About

Background

Hunger, malnutrition, and poor health are widespread and stubborn development challenges. Agriculture has made remarkable advances in the past decades, but progress in improving the nutrition and health of poor farmers and consumers in developing countries is lagging behind. The CGIAR Research Program on Agriculture for Nutrition and Health (A4NH), led by the International Food Policy Research Institute (IFPRI), is built on the notion that agriculture has the potential to do much more than contribute to basic food and income needs. A4NH is designed to fill the existing gap between agricultural development and its unfulfilled health and nutritional benefits.Within CGIAR, A4NH is an integrative program focusing primarily on the system level outcome to improve food and nutrition security for health.  To explore nutrition and health impacts, we begin with consumption—of healthy, affordable, and safe foods—rather than with agricultural production alone. A4NH places strong emphasis on integrating gender and equity, as well as evaluation and impact assessment into its research, offering specific methods to support research and development by others.

Building on successes, lessons learned, and evidence generated from Phase I (2012-2016), A4NH’s second phase of work (2017-22) will continue research on biofortification, integrated agriculture-nutrition programs and policies, and food safety. This research builds on strong formative research as well as an advanced understanding of what will be required to achieve impacts at scale. Two new research areas and partnerships have been added, in response to new demands: one on food systems for healthier diets, and another on improving human health.

A4NH’s research outputs are designed to support agricultural researchers, value chain actors, program implementers, and policymakers in reshaping their actions to better contribute to nutrition and health outcomes and impacts.
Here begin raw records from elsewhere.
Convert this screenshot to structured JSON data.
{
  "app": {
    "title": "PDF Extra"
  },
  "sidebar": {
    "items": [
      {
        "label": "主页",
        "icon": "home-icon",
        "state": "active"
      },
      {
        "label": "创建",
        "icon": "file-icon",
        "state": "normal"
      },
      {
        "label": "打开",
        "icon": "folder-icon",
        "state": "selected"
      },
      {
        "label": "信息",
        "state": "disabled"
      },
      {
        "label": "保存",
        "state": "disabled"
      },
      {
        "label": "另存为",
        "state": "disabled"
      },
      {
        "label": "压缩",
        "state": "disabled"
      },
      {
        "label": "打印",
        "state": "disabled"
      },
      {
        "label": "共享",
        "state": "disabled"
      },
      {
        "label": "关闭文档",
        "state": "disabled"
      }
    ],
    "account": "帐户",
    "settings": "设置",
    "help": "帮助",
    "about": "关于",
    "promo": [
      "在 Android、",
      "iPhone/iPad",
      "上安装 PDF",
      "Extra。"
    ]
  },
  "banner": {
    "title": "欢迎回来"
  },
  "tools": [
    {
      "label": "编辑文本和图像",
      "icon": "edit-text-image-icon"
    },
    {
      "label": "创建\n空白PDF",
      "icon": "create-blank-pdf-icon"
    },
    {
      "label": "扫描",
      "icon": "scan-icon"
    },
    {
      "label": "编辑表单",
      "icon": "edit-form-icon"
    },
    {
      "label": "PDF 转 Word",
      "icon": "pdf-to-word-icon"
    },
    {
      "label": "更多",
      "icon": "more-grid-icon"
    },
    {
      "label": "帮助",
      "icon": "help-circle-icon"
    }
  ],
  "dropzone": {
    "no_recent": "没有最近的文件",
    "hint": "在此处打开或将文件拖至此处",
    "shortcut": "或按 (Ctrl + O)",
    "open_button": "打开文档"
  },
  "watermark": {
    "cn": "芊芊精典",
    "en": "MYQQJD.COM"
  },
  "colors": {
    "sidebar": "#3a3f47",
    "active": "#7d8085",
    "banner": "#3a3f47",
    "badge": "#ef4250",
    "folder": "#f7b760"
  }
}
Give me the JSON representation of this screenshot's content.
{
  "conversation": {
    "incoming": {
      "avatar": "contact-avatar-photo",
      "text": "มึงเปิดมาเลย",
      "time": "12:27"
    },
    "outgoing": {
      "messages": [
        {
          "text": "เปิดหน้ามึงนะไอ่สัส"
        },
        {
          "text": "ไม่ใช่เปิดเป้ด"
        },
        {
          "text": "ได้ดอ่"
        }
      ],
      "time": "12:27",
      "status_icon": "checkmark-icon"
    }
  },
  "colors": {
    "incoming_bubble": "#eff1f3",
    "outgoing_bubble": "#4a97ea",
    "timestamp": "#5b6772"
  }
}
The program also aims to develop better synergies between agriculture and the nutrition and health sectors to maximize the benefits and minimize the risks of agricultural actions on human nutrition and health.